The reason is that the CP990/950 always uses 1/119 second for flash shots. If you have the flash forced on, or set on auto or redeye, and the camera is in Program mode or Aperture mode, the camera will always use 1/119 seconds for the flash. You might think that the shutter speed should vary to compensate for how much flash light is needed, but the fact is that the flash duration is a lot shorter than the fastest shutter speed on the 990, and there is no shutter speed fast enough to control the amount of light from the flash (Try it! set shutter mode and take some flash shots, they will all look the same. This is actually a feature, it means that the 990/950 can "sync" with the flash at any shutter speed). Instead the camera "squelches" (turns off) the flash when there has been enough light placed on the scene as measured by the little sensor next to the lens.
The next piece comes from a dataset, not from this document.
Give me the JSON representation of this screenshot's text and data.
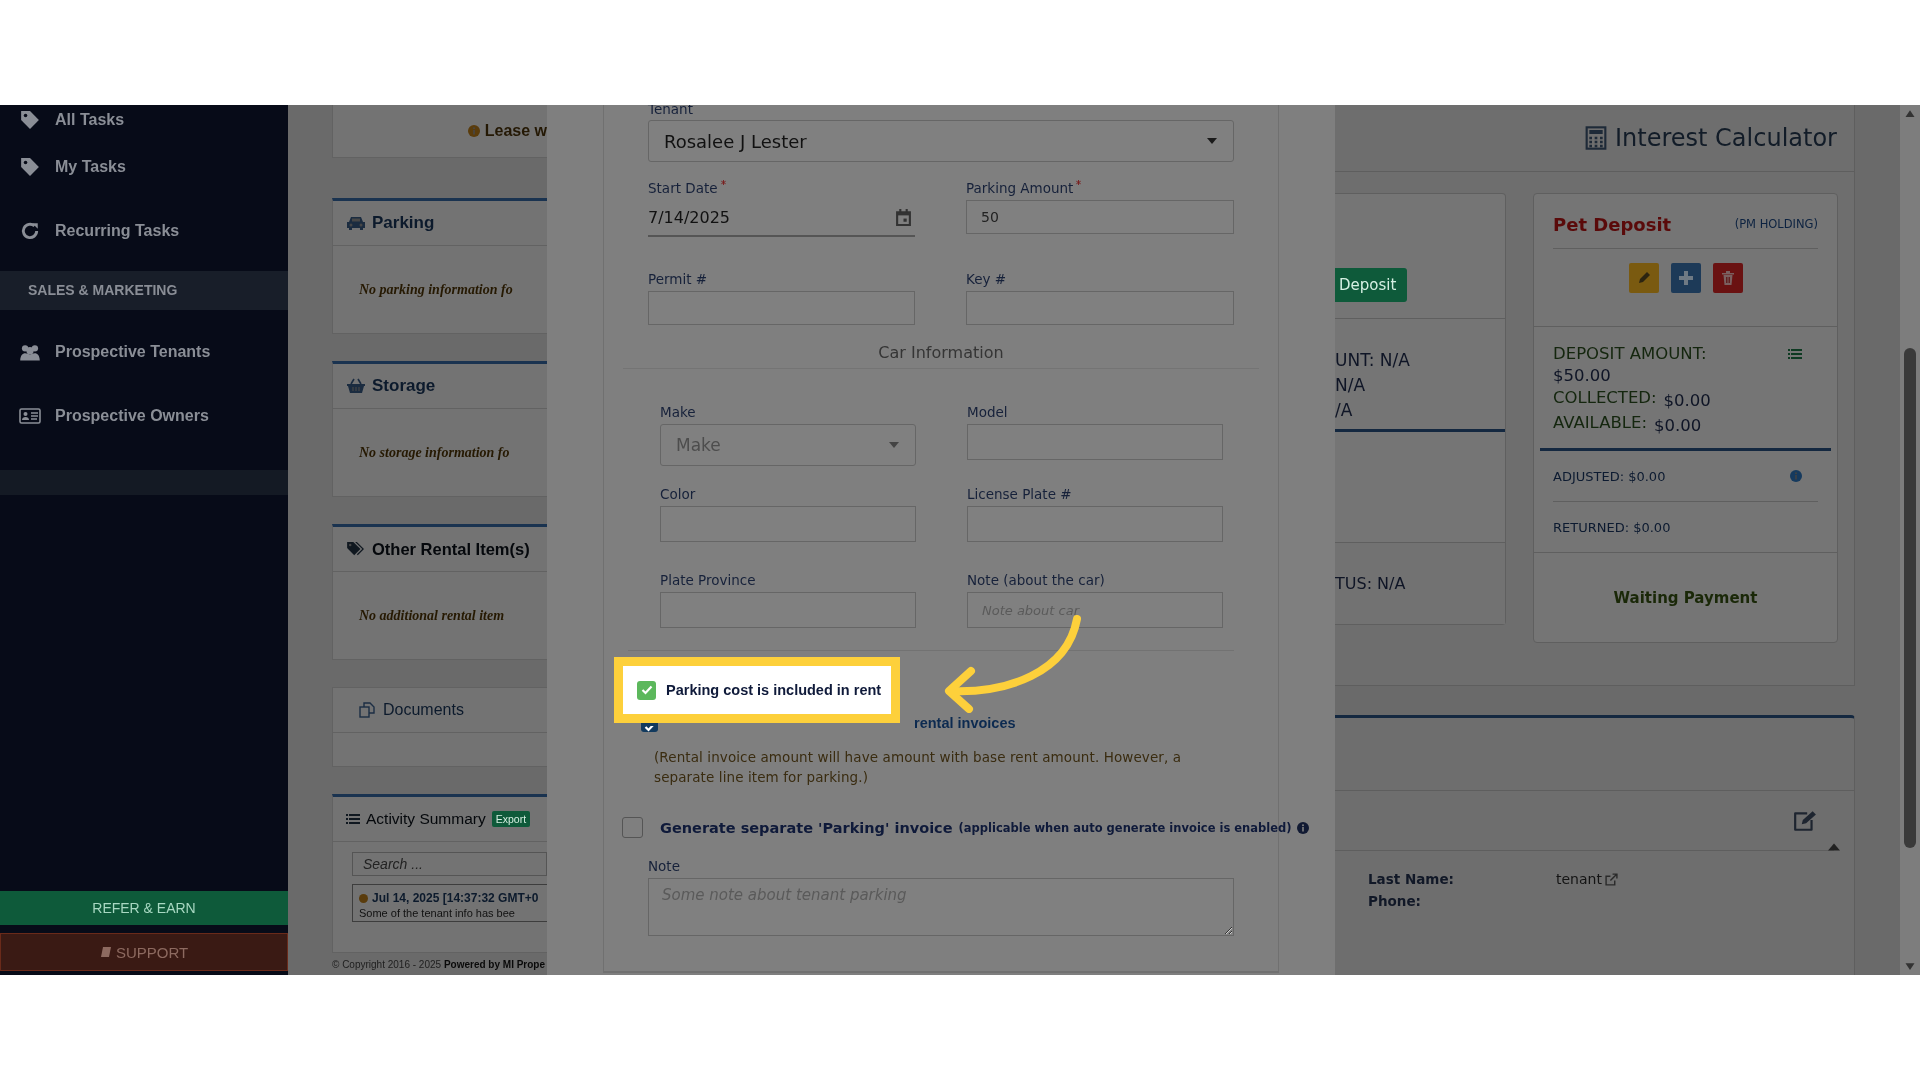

So, if you want to see the shutter speed change, turn off the flash.
The weird thing about it is how the 990 shows 1/60 second until you half press to focus, then it shows 1/125. Even stranger is that the actual exposure is 1/119 second. I have no idea how that value was chosen. 1/125 shows on the screen because it is the closest standard value to 1/119.
Should I use "Format" or "Delete all" or "Nikonview" to delete all my pictures on the camera?
You should use the in-camera "Format". Here is why....
* The in-camera Format is safer and much faster. If you were to have any of following situations developing on your card, format would take care of them for you. This could avoid a horrible loss of pictures later. In any case, you should NEVER delete your pictures with a card reader.
- Directory corruption problem
- Lost space due to "lost clusters"
- Non picture files placed on card by Windows
- Format difference.
Even if you have "never had a problem" yet, why not be safe and format every time? You will not know that you have a problem until you get the dreaded "system error" message and loose some pictures.
* But using Format will wear out my card early, right? First of all, even if format wrote to the entire card, you would have to do it more than 300000 times to wear out the card. Second, the in camera format in the Nikon 950, 990 is a "quick" format that does not write to the entire card, just the directory. Because flash cards have "wear leveling" that distributes the actual writes over the card, you will not be able to wear the card out by formatting it continuously in your lifetime. There is actually less wear on the card using Format that re-writes the directory once vs. delete that writes to the directory with every delete.
* Never let Windows write to the card with a card reader. This is for several reasons. The first is, Windows will put a recycle bin on the card that uses a tiny amount of your valuable space. Second, if your card isn't set up right as removable media, Windows might actually put files that you delete in the recycle bin, and you would loose some of the capacity of the card, usually 10% or whatever the recycle bin is set for..